Yesterday's murder of an 84-year old priest, Father Jacques Hamel, while he was saying mass is shocking even by the standards of France during this period. Two men claiming allegiance to the Islamic State (ISIS) entered the church and ritually murdered the priest by slitting his throat. A second victim is currently struggling to stay alive. It is hard to see any end in this sight of this horror, but these two atrocities across an 18-month gap are worth considering alongside each other -- not least because the reaction to them in France and outside may contain the tiniest glimmer of hope in a very dark time.
One of the striking things about the outrage after the murders at Charlie Hebdo was that it very nearly united France. There were those, including people who had been the victims of Charlie Hebdo's satire in the past, who were not able to lionise them. But across mainstream society in France, there was near unanimity around the idea that the magazine and its rude, irreverent and specifically anti-clerical style of satire was uniquely French. No one seemed surprised that so many people around the world had missed the point of the magazine -- people across the Muslim world in particular. The publication was recognised as a particularly French publication which as such stood for more than itself. In the days and weeks after January 7, 2015. the sense of the Republic itself having been attacked was especially strong.
The attacks did of course also give rise to a flush of virtual solidarity. The "Je Suis Charlie" ('I am Charlie') tag prevailed not only in demonstrations but also across Twitter and other social media. In the 18 months since then, the hashtag became repetitively and wearily wheeled out: "Je Suis Paris", "Je Suis Bruxelles" and so on after every attack. Perhaps some people learned subsequently that solidarity on social media -- while having the advantage of making people feel slightly better -- has no effect whatsoever on diminishing or ending the terror. Meanwhile, one of the most important acts of actual solidarity was sorely missing.
The Pope's intervention into the debate after the Charlie Hebdo attack was one of the most regrettable of the whole period. Speaking to journalists on his plane in the week after the attack, Pope Francis signalled to a Vatican official beside him and said, "If my good friend Dr Gasparri says a curse word against my mother, he can expect a punch in the nose." Pretending to throw a punch, the Pope then said: "It's normal. You cannot provoke. You cannot insult the faith of others. You cannot make fun of the faith of others."
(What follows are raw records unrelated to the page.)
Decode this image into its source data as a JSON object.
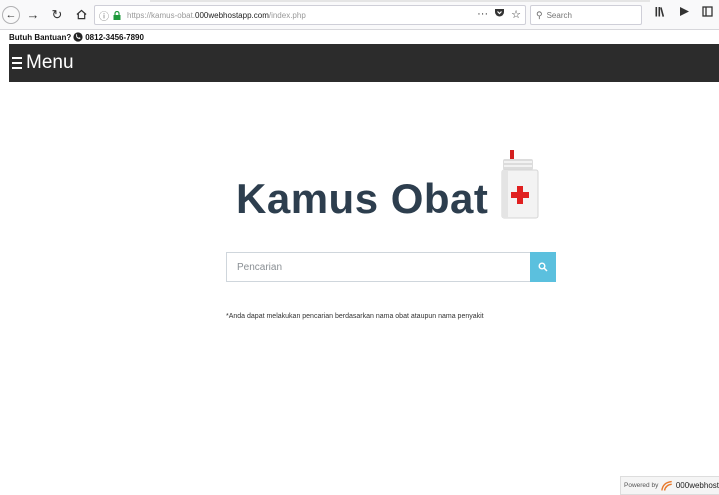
{
  "browser": {
    "url_prefix": "https://kamus-obat.",
    "url_domain": "000webhostapp.com",
    "url_path": "/index.php",
    "search_placeholder": "Search",
    "more_label": "···"
  },
  "help": {
    "label": "Butuh Bantuan?",
    "phone": "0812-3456-7890"
  },
  "menu": {
    "label": "Menu"
  },
  "main": {
    "logo_text": "Kamus Obat",
    "search_placeholder": "Pencarian",
    "note": "*Anda dapat melakukan pencarian berdasarkan nama obat ataupun nama penyakit"
  },
  "footer": {
    "powered_label": "Powered by",
    "powered_brand": "000webhost"
  },
  "colors": {
    "menu_bg": "#2c2c2c",
    "logo_text": "#2d3e4e",
    "search_button": "#5bc0de",
    "cross_red": "#e02020"
  },
  "icons": [
    "back-icon",
    "forward-icon",
    "reload-icon",
    "home-icon",
    "info-icon",
    "lock-icon",
    "pocket-icon",
    "bookmark-star-icon",
    "search-icon",
    "library-icon",
    "sidebar-icon",
    "reader-icon",
    "phone-icon",
    "hamburger-icon",
    "medicine-book-icon"
  ]
}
Charb and his colleagues -- living and dead -- would have expected nothing more from the Pope whose church had been such a constant target of their pens. Nevertheless, it was a painful intervention. Not only was the representative of a religion whose founder is known for peace now talking the language of violence, but the remark suggested an irreconcilable divide between the religious and the secular in an age of Islamic violence. Where alliances should have been easy, they looked suddenly fractious and impossible.
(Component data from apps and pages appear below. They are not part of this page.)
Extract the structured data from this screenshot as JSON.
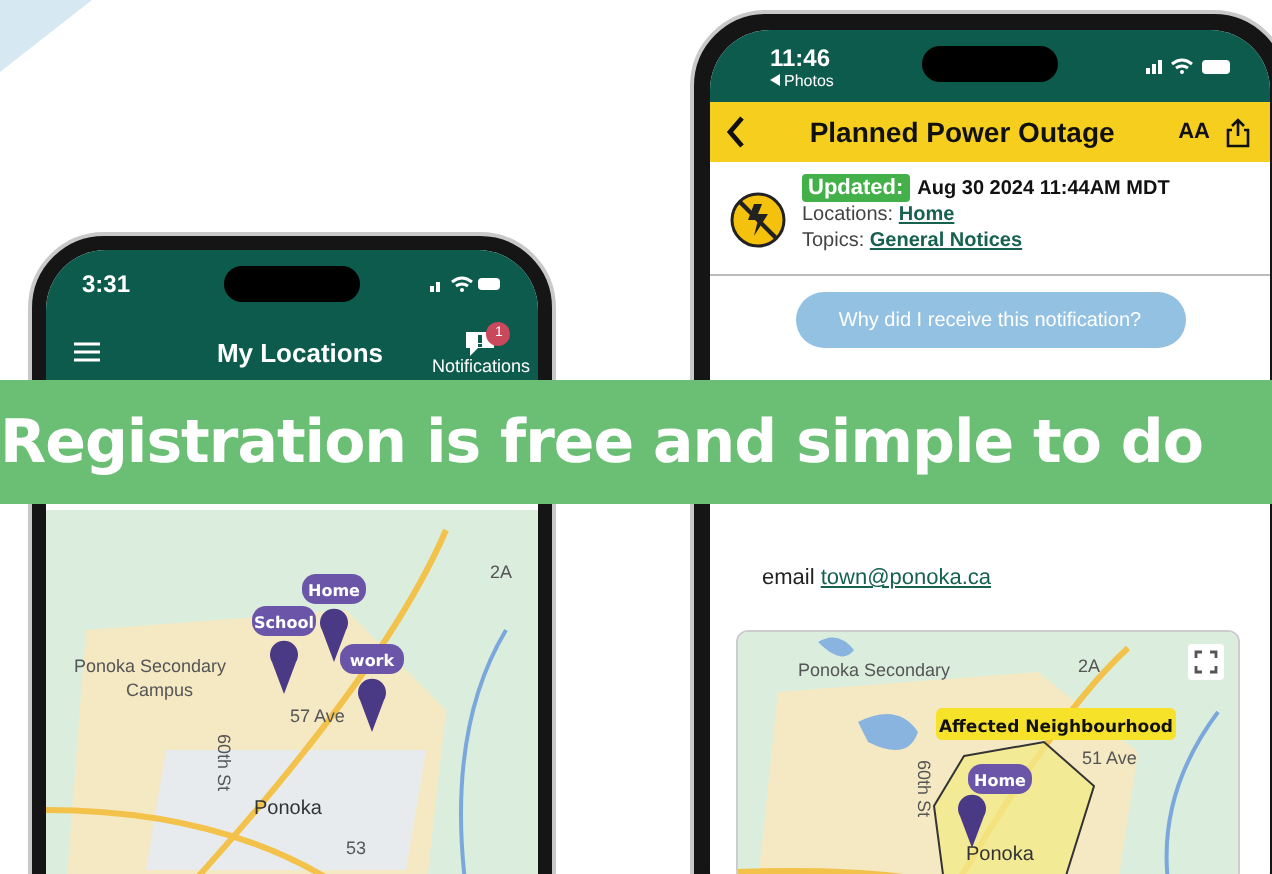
{
  "left_phone": {
    "time": "3:31",
    "title": "My Locations",
    "notifications": {
      "label": "Notifications",
      "badge": "1"
    },
    "map": {
      "labels": [
        "Ponoka Secondary",
        "Campus",
        "57 Ave",
        "60th St",
        "Ponoka",
        "2A",
        "53"
      ],
      "pins": [
        {
          "label": "Home"
        },
        {
          "label": "School"
        },
        {
          "label": "work"
        }
      ]
    }
  },
  "banner": {
    "text": "Registration is free and simple to do"
  },
  "right_phone": {
    "time": "11:46",
    "back_app": "Photos",
    "title": "Planned Power Outage",
    "text_size": "AA",
    "updated_label": "Updated:",
    "updated_time": "Aug 30 2024 11:44AM MDT",
    "locations_label": "Locations:",
    "location": "Home",
    "topics_label": "Topics:",
    "topic": "General Notices",
    "why_button": "Why did I receive this notification?",
    "email_label": "email",
    "email": "town@ponoka.ca",
    "map": {
      "labels": [
        "Ponoka Secondary",
        "2A",
        "51 Ave",
        "60th St",
        "Ponoka"
      ],
      "area_label": "Affected Neighbourhood",
      "pins": [
        {
          "label": "Home"
        }
      ]
    }
  }
}
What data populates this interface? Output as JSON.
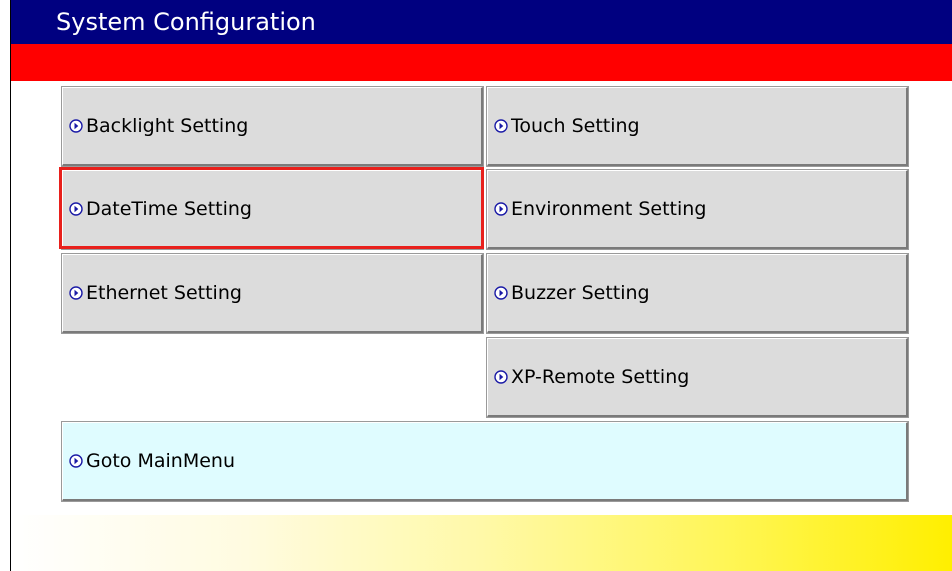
{
  "window": {
    "title": "System Configuration"
  },
  "menu": {
    "backlight": "Backlight Setting",
    "touch": "Touch Setting",
    "datetime": "DateTime Setting",
    "environment": "Environment Setting",
    "ethernet": "Ethernet Setting",
    "buzzer": "Buzzer Setting",
    "xp_remote": "XP-Remote Setting",
    "goto_main": "Goto MainMenu"
  },
  "state": {
    "selected_item": "DateTime Setting"
  },
  "icons": {
    "menu_item_icon": "circle-arrow-right-icon"
  },
  "colors": {
    "title_bar": "#000080",
    "title_text": "#ffffff",
    "accent_bar": "#ff0000",
    "button_face": "#dcdcdc",
    "main_menu_button_face": "#dffcff",
    "selection_highlight": "#e8201c",
    "icon_fill": "#1a1aa6",
    "footer_gradient_end": "#ffef00"
  }
}
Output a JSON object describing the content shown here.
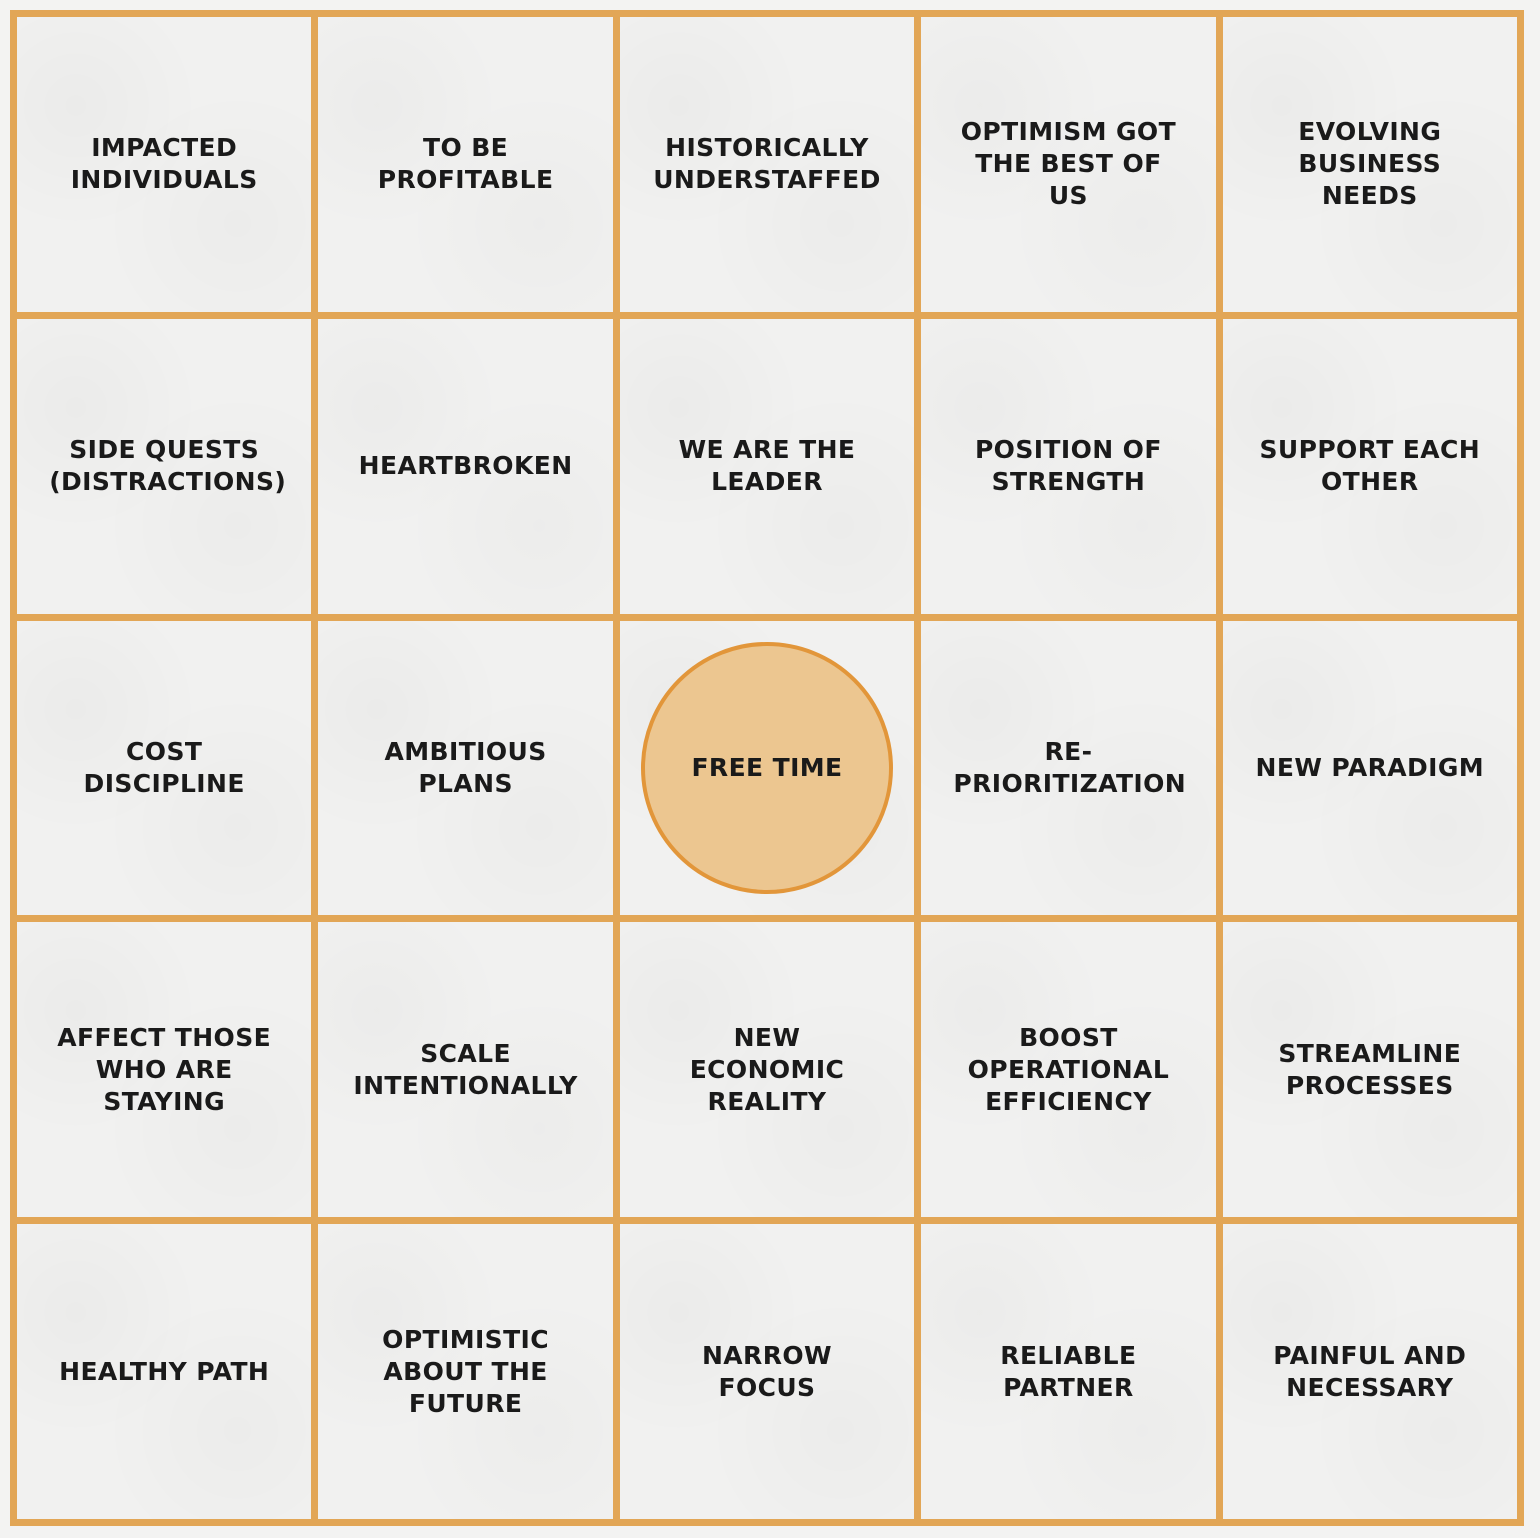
{
  "board": {
    "cells": [
      "IMPACTED INDIVIDUALS",
      "TO BE PROFITABLE",
      "HISTORICALLY UNDERSTAFFED",
      "OPTIMISM GOT THE BEST OF US",
      "EVOLVING BUSINESS NEEDS",
      "SIDE QUESTS (DISTRACTIONS)",
      "HEARTBROKEN",
      "WE ARE THE LEADER",
      "POSITION OF STRENGTH",
      "SUPPORT EACH OTHER",
      "COST DISCIPLINE",
      "AMBITIOUS PLANS",
      "FREE TIME",
      "RE-PRIORITIZATION",
      "NEW PARADIGM",
      "AFFECT THOSE WHO ARE STAYING",
      "SCALE INTENTIONALLY",
      "NEW ECONOMIC REALITY",
      "BOOST OPERATIONAL EFFICIENCY",
      "STREAMLINE PROCESSES",
      "HEALTHY PATH",
      "OPTIMISTIC ABOUT THE FUTURE",
      "NARROW FOCUS",
      "RELIABLE PARTNER",
      "PAINFUL AND NECESSARY"
    ]
  },
  "colors": {
    "grid_line": "#e2a656",
    "cell_background": "#f1f1f0",
    "free_space_fill": "#ecc690",
    "free_space_border": "#e2963a",
    "text": "#1a1a1a"
  }
}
The brutal slaughter of Father Jacques Hamel opens up this question from the other end. What "provocation" had Father Hamel provided? If any good can come from an act of such savagery. it would be in the possibility of healing such a rift. Obviously the Pope has condemned the killing of a priest of his own church. But many other anti-clerical figures in France may well pause before the enormity of what the jihadists have once again done. You do not have to be religious to experience revulsion at such an act being done to a man of God in the act of celebrating the Eucharist. The usual debates in French life over the role of the church and its role in the state may be able at least to pause during this period, raising the possibility of a more suitable and lengthy pause in hostilities.
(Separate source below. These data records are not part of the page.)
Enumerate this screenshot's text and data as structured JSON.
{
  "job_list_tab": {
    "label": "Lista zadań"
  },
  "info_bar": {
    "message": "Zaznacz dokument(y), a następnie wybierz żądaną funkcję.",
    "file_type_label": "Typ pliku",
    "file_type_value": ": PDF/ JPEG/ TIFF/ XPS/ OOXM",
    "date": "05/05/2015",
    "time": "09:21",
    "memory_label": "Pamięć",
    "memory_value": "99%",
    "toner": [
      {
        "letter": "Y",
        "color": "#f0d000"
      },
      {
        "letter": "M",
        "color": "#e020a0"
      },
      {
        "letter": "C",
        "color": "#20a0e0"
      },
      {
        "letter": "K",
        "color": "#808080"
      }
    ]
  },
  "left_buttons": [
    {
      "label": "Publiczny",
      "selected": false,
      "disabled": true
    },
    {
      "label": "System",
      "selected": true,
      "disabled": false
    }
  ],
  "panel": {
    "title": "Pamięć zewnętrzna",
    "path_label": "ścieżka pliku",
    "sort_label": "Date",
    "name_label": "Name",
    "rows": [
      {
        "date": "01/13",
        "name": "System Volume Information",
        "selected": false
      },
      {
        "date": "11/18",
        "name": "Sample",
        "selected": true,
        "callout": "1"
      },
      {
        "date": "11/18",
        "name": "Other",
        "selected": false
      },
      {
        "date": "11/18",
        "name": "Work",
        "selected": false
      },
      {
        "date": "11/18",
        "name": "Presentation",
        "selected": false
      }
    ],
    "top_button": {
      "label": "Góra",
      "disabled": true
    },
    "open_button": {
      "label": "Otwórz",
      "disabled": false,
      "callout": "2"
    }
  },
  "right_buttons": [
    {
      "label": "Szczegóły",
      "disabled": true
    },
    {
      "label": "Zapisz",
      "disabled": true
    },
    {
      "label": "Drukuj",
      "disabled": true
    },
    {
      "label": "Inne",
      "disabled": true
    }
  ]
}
In these two attacks, eighteen months apart -- on a magazine office in Paris and a church in Rouen -- the nature of the enemy we all face stands clearly before us. An enemy willing to slaughter the most rollicking secularists and the most devout priest, both in their places of work, is an enemy with the entirety of French civilisation and culture in its sights. It is an enemy -- extremist Islam -- clearly intent not on some kind of tributary offering or suit for peace, but rather an enemy which seeks its opponent's total and utter destruction. Should this not be the moment for the entirety of one of the greatest cultures on earth to unite as one, turn on this common enemy and destroy it first, in the name of civilisation?
Douglas Murray is an author, news analyst and commentator based in London, England.